In ‘Famous‘ Nye creates a new definition of what fame is. By doing so, the poet is hoping that readers or listeners will reassess what is important in life and what it really means to “be famous”. The poem is filled with memorable images that seem, at first, to have nothing to do with fame.
What is the theme of the poem famous by Naomi Shihab Nye?
Major Themes in “Famous”: Fame and satisfaction are the major themes of the poem. Throughout the poem, the poet presents the different connections between the ordinary objects and finally speaks of the type of people she would like to be famous around. Her definition of fame is not classified or generalized.
What is the tone of famous by Naomi Shihab Nye?
but because it never forgot what it could do. “Famous” was first published in Words Under the Words: Selected Poems by Far Corner Books in 1995. The stylistic construction of “Famous” gives the poem its ruminating, conversational tone.
Who is the most famous poem?
The 32 Most Iconic Poems in the English Language
- William Carlos Williams, “The Red Wheelbarrow”
- T. S. Eliot, “The Waste Land”
- Robert Frost, “The Road Not Taken”

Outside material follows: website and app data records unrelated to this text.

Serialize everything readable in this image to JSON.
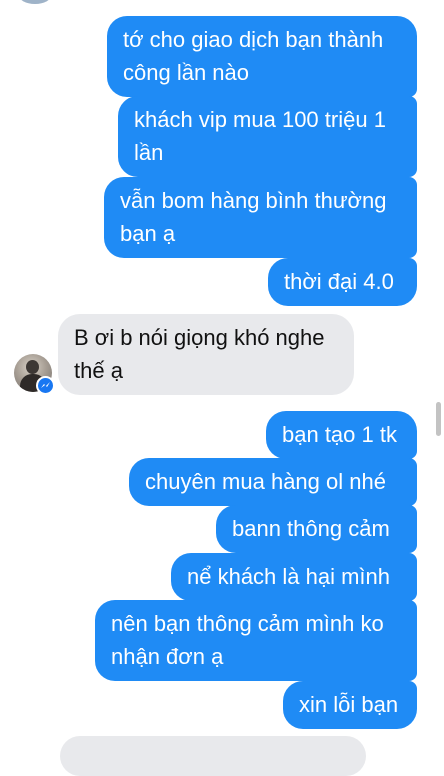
{
  "messages": {
    "m1": "tớ cho giao dịch bạn thành công lần nào",
    "m2": "khách vip mua 100 triệu 1 lần",
    "m3": "vẫn bom hàng bình thường bạn ạ",
    "m4": "thời đại 4.0",
    "m5": "B ơi b nói giọng khó nghe thế ạ",
    "m6": "bạn tạo 1 tk",
    "m7": "chuyên mua hàng ol nhé",
    "m8": "bann thông cảm",
    "m9": "nể khách là hại mình",
    "m10": "nên bạn thông cảm mình ko nhận đơn ạ",
    "m11": "xin lỗi bạn"
  },
  "colors": {
    "outgoing_bubble": "#1f8bf5",
    "incoming_bubble": "#e8e9ec",
    "messenger_badge": "#1877f2"
  },
  "icons": {
    "sender_avatar": "avatar",
    "badge": "messenger-icon"
  }
}
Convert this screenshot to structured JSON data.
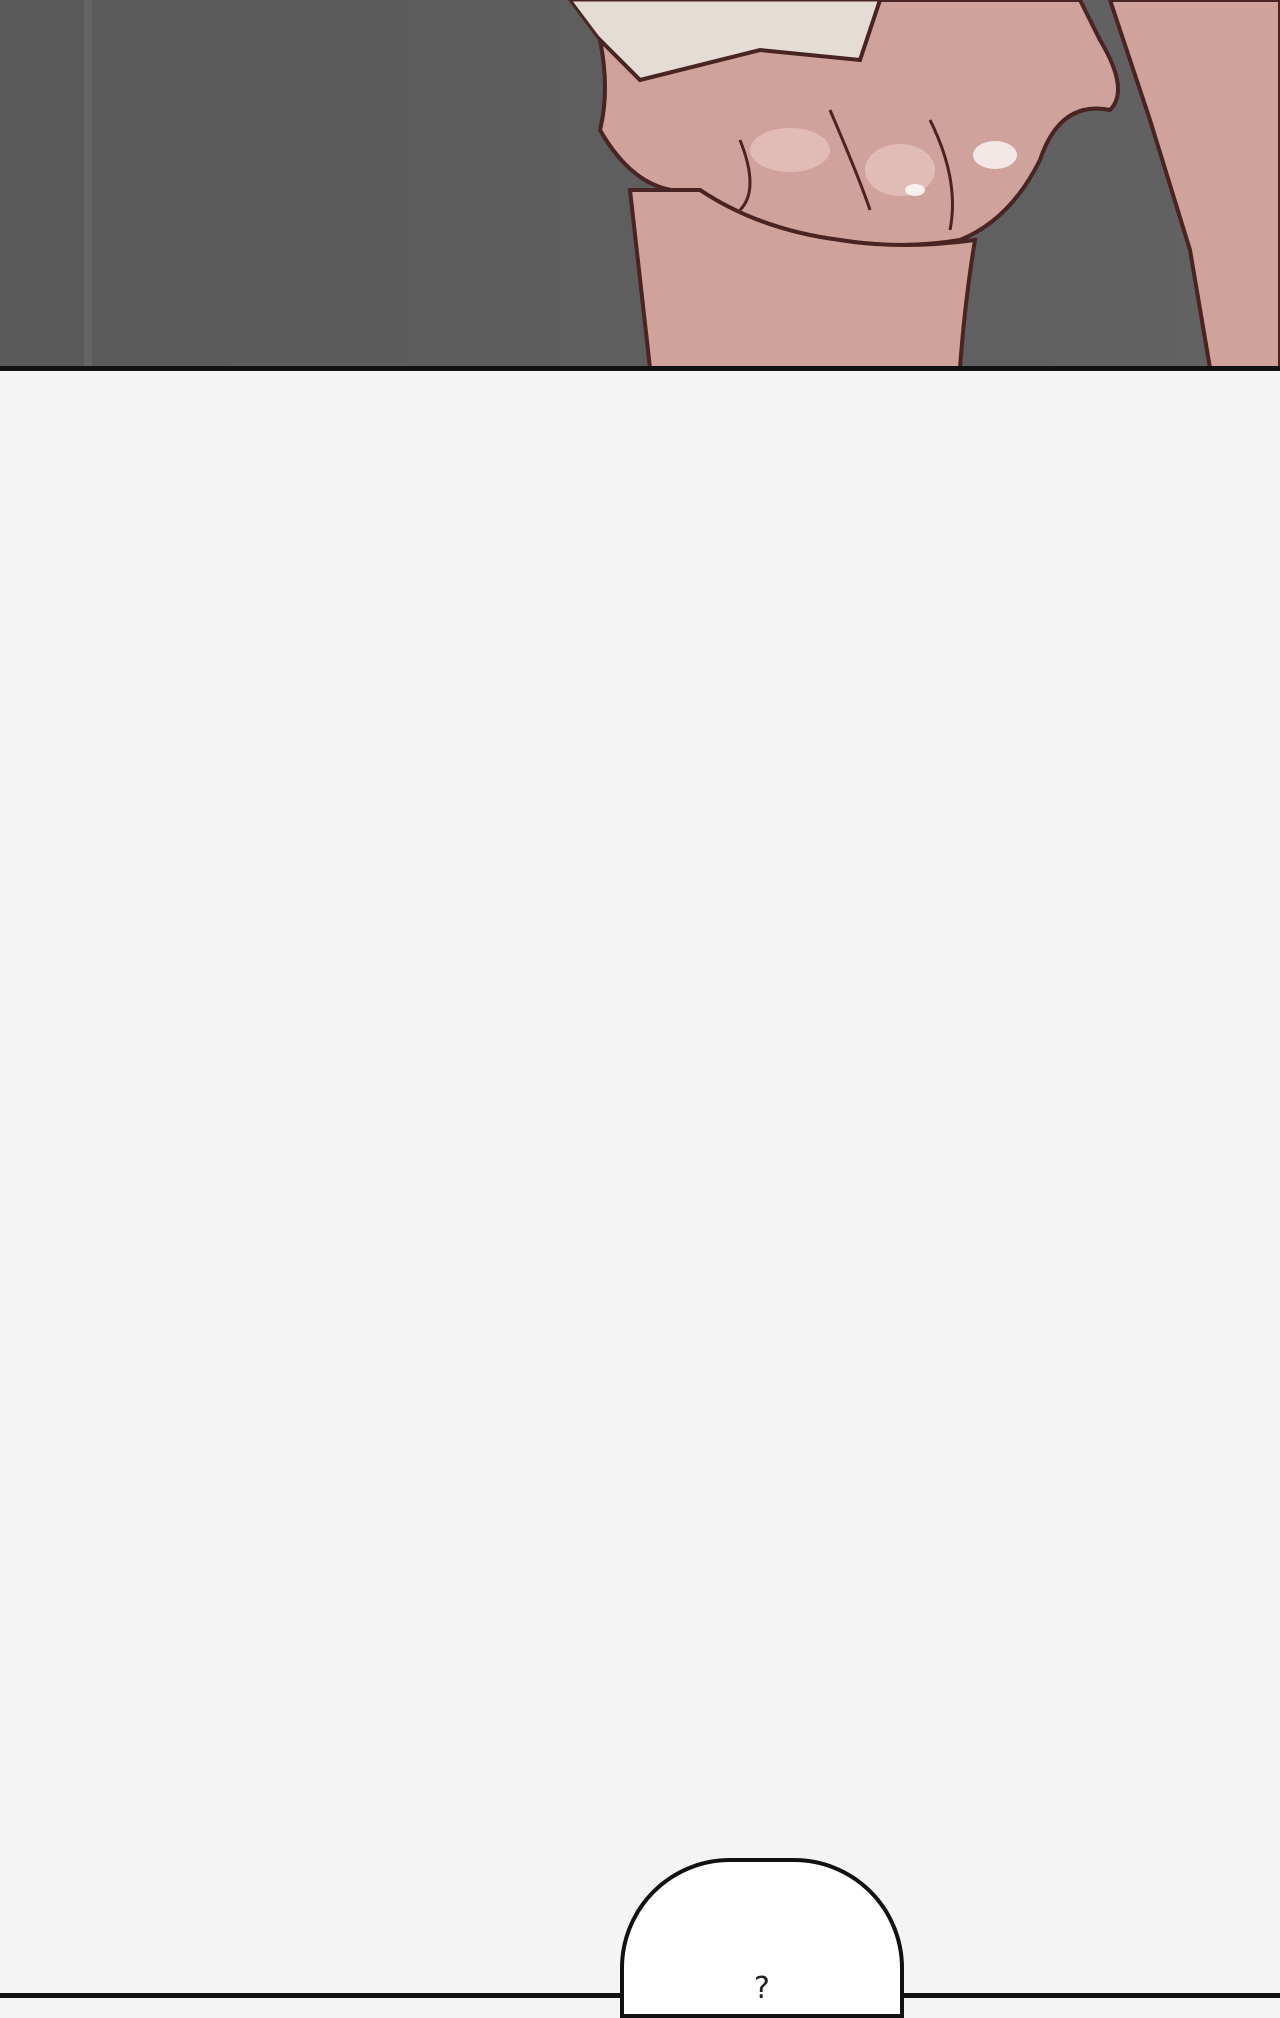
{
  "panel_illustration": {
    "subject": "hand-icon",
    "palette": {
      "background": "#5e5e5e",
      "skin": "#cfa39b",
      "outline": "#4a2323",
      "sleeve": "#e4ddd5"
    }
  },
  "speech_bubble": {
    "text": "?"
  }
}
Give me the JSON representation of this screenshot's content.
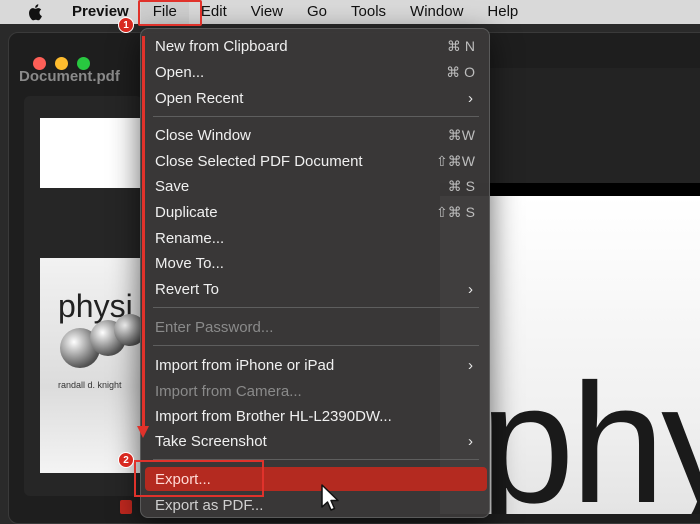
{
  "menubar": {
    "app": "Preview",
    "items": [
      "File",
      "Edit",
      "View",
      "Go",
      "Tools",
      "Window",
      "Help"
    ]
  },
  "window": {
    "title": "Document.pdf"
  },
  "thumbnail": {
    "title_word": "physi",
    "author": "randall d. knight"
  },
  "page": {
    "big_word": "phy"
  },
  "steps": [
    "1",
    "2"
  ],
  "file_menu": {
    "new_from_clipboard": {
      "label": "New from Clipboard",
      "shortcut": "⌘ N"
    },
    "open": {
      "label": "Open...",
      "shortcut": "⌘ O"
    },
    "open_recent": {
      "label": "Open Recent"
    },
    "close_window": {
      "label": "Close Window",
      "shortcut": "⌘W"
    },
    "close_selected": {
      "label": "Close Selected PDF Document",
      "shortcut": "⇧⌘W"
    },
    "save": {
      "label": "Save",
      "shortcut": "⌘ S"
    },
    "duplicate": {
      "label": "Duplicate",
      "shortcut": "⇧⌘ S"
    },
    "rename": {
      "label": "Rename..."
    },
    "move_to": {
      "label": "Move To..."
    },
    "revert_to": {
      "label": "Revert To"
    },
    "enter_password": {
      "label": "Enter Password..."
    },
    "import_iphone": {
      "label": "Import from iPhone or iPad"
    },
    "import_camera": {
      "label": "Import from Camera..."
    },
    "import_brother": {
      "label": "Import from Brother HL-L2390DW..."
    },
    "take_screenshot": {
      "label": "Take Screenshot"
    },
    "export": {
      "label": "Export..."
    },
    "export_pdf": {
      "label": "Export as PDF..."
    }
  },
  "colors": {
    "highlight": "#b42a20",
    "annotation": "#e0322b"
  }
}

- Gwendolyn Brooks, “We Real Cool”
- Elizabeth Bishop, “One Art”
- Emily Dickinson, “Because I could not stop for Death –”
- Langston Hughes, “Harlem”
- Sylvia Plath, “Daddy”
What is the hardest poem to write?
As we approach National Poetry Month’s home stretch, we take a look at the most dreaded of all poetic forms: the villanelle. This is the poet’s triple axel.
What is the most beautiful love poem ever written?
10 Greatest Love Poems Ever Written
- “Since There’s No Help,” by Michael Drayton (1563-1631)
- “How Do I Love Thee,” by Elizabeth Barrett Browning (1806-1861)
- “Love’s Philosophy,” by Percy Bysshe Shelley (1792-1822)
- “Love,” by Samuel Taylor Coleridge (1772-1834)
- “A Red, Red Rose,” by Robert Burns (1759-1796)
- “Annabell Lee,” by Edgar Allan Poe (1809-1849)